“In Beit Jala mostly. This is what I’ve heard. Have you felt this?”
Walid looked surprised and shook his head, sticking out his lower lip.
“No,” and he rubbed his forefingers together and said, “We are brothers.”
The guys and I sometimes buy groceries from a small store partially underground, in a side alley in the old city of Beit Sahour. During one shopping venture, Patrick and Paul struck up a conversation with the shopkeeper, who said he was Christian. Patrick said we are here to help make justice and peace, adaala and salaam, in whatever small way we can. The Christian shopkeeper then said, If it weren’t for the Muslims we would not have all these violent problems. Patrick and Paul were stunned. Well, Patrick slowly began, maybe Christians and Muslims should all be working together to end what they both share in common, the Israeli Occupation. No no, the shopkeeper interrupted, the Muslims are the cause of all these problems. They always have been.

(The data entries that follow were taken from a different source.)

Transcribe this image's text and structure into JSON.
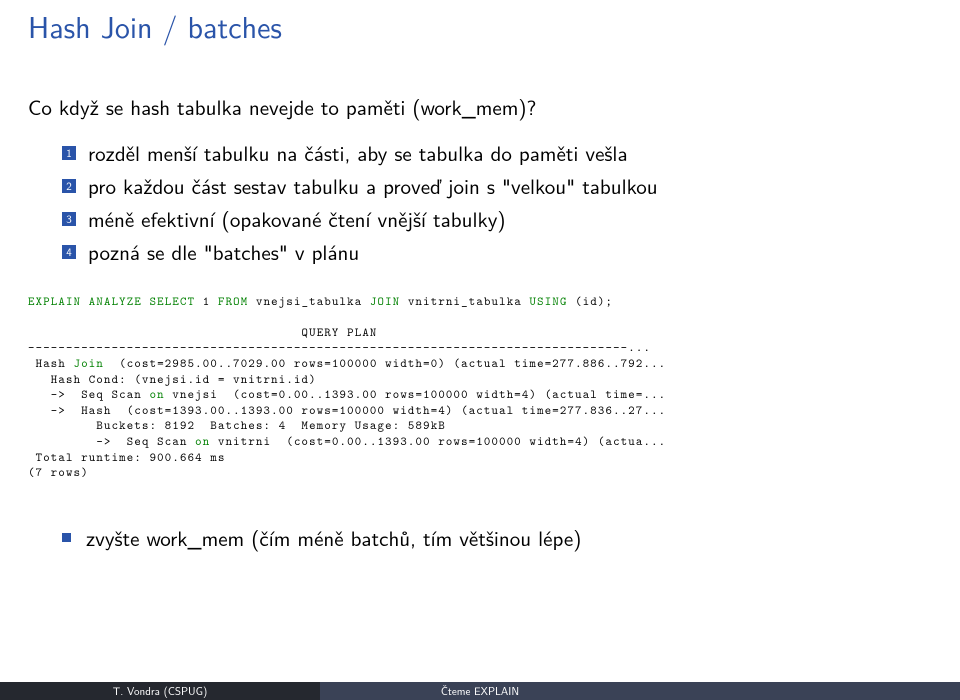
{
  "title": "Hash Join / batches",
  "intro": "Co když se hash tabulka nevejde to paměti (work_mem)?",
  "enum": [
    "rozděl menší tabulku na části, aby se tabulka do paměti vešla",
    "pro každou část sestav tabulku a proveď join s \"velkou\" tabulkou",
    "méně efektivní (opakované čtení vnější tabulky)",
    "pozná se dle \"batches\" v plánu"
  ],
  "code": {
    "explain_pre": "EXPLAIN ANALYZE SELECT",
    "explain_mid": " 1 ",
    "explain_from": "FROM",
    "explain_t1": " vnejsi_tabulka ",
    "explain_join": "JOIN",
    "explain_t2": " vnitrni_tabulka ",
    "explain_using": "USING",
    "explain_end": " (id);",
    "qp_label": "                                    QUERY PLAN",
    "sep": "-------------------------------------------------------------------------------...",
    "l1a": " Hash ",
    "l1_join": "Join",
    "l1b": "  (cost=2985.00..7029.00 rows=100000 width=0) (actual time=277.886..792...",
    "l2": "   Hash Cond: (vnejsi.id = vnitrni.id)",
    "l3a": "   ->  Seq Scan ",
    "l3_on": "on",
    "l3b": " vnejsi  (cost=0.00..1393.00 rows=100000 width=4) (actual time=...",
    "l4": "   ->  Hash  (cost=1393.00..1393.00 rows=100000 width=4) (actual time=277.836..27...",
    "l5": "         Buckets: 8192  Batches: 4  Memory Usage: 589kB",
    "l6a": "         ->  Seq Scan ",
    "l6_on": "on",
    "l6b": " vnitrni  (cost=0.00..1393.00 rows=100000 width=4) (actua...",
    "l7": " Total runtime: 900.664 ms",
    "l8": "(7 rows)"
  },
  "bullet": "zvyšte work_mem (čím méně batchů, tím většinou lépe)",
  "footer": {
    "left": "T. Vondra (CSPUG)",
    "mid": "Čteme EXPLAIN",
    "right": ""
  }
}
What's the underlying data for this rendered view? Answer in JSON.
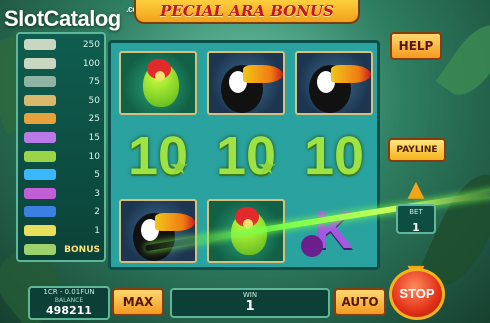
{
  "logo": {
    "brand": "SlotCatalog",
    "suffix": ".com"
  },
  "title": "PECIAL ARA BONUS",
  "paytable": [
    {
      "symbol": "parrot-symbol",
      "value": "250",
      "color": "#c9d6c1"
    },
    {
      "symbol": "toucan-symbol",
      "value": "100",
      "color": "#c9d6c1"
    },
    {
      "symbol": "butterfly-symbol",
      "value": "75",
      "color": "#8fb4a6"
    },
    {
      "symbol": "flower-symbol",
      "value": "50",
      "color": "#d8b86a"
    },
    {
      "symbol": "ace-symbol",
      "value": "25",
      "color": "#e8a23b"
    },
    {
      "symbol": "king-symbol",
      "value": "15",
      "color": "#b77ae6"
    },
    {
      "symbol": "queen-symbol",
      "value": "10",
      "color": "#9ad447"
    },
    {
      "symbol": "jack-symbol",
      "value": "5",
      "color": "#3bb7ff"
    },
    {
      "symbol": "ten-symbol",
      "value": "3",
      "color": "#c25fd6"
    },
    {
      "symbol": "nine-symbol",
      "value": "2",
      "color": "#3b7fe0"
    },
    {
      "symbol": "hundred-symbol",
      "value": "1",
      "color": "#e8e05a"
    },
    {
      "symbol": "bonus-symbol",
      "value": "BONUS",
      "color": "#9cd16b"
    }
  ],
  "reels": [
    [
      "parrot",
      "toucan",
      "toucan"
    ],
    [
      "ten",
      "ten",
      "ten"
    ],
    [
      "toucan",
      "parrot",
      "king"
    ]
  ],
  "controls": {
    "help": "HELP",
    "payline": "PAYLINE",
    "bet_label": "BET",
    "bet_value": "1",
    "max": "MAX",
    "auto": "AUTO",
    "stop": "STOP"
  },
  "balance": {
    "rate": "1CR - 0.01FUN",
    "label": "BALANCE",
    "value": "498211"
  },
  "win": {
    "label": "WIN",
    "value": "1"
  }
}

In every sermon, the Muslims preach destruction of Christianity. And the Crusades didn’t even happen. The Crusades are Islamic propaganda to turn Christians into the bad guys and to give Muslims an excuse to persecute Christians. No, he insisted, Muslims are the real problem and the real enemy.
“Shu inta?” Walid asked. “Ortodox? Latin?”
I shrugged. “Ma ba’raf.”
He laughed, and nodded.
“I was raised as Christian,” I continued. “But I have many problems with Christianity. There can be many bad things.”
He nodded in acknowledgement, his face turning serious.
“But, I do feel called by the way of Issa the prophet, who said to love your enemies.”
Walid put his hand over his heart and looked at me and said, “Issa, Muhammad, Musa, all this I believe.”
“Yes,” I said, and I put my hand over my heart, and in that moment we seemed like we were pledging allegiance.
“Issa and the prophets teach and live love and justice, and this is what I believe. They teach to serve the poor and the sick, the Jew and the Christian and . . .”
He broke in: “And the Muslim!”
“Yes, and the Muslim, sahibi.”
Walid shook my hand with a firm slap.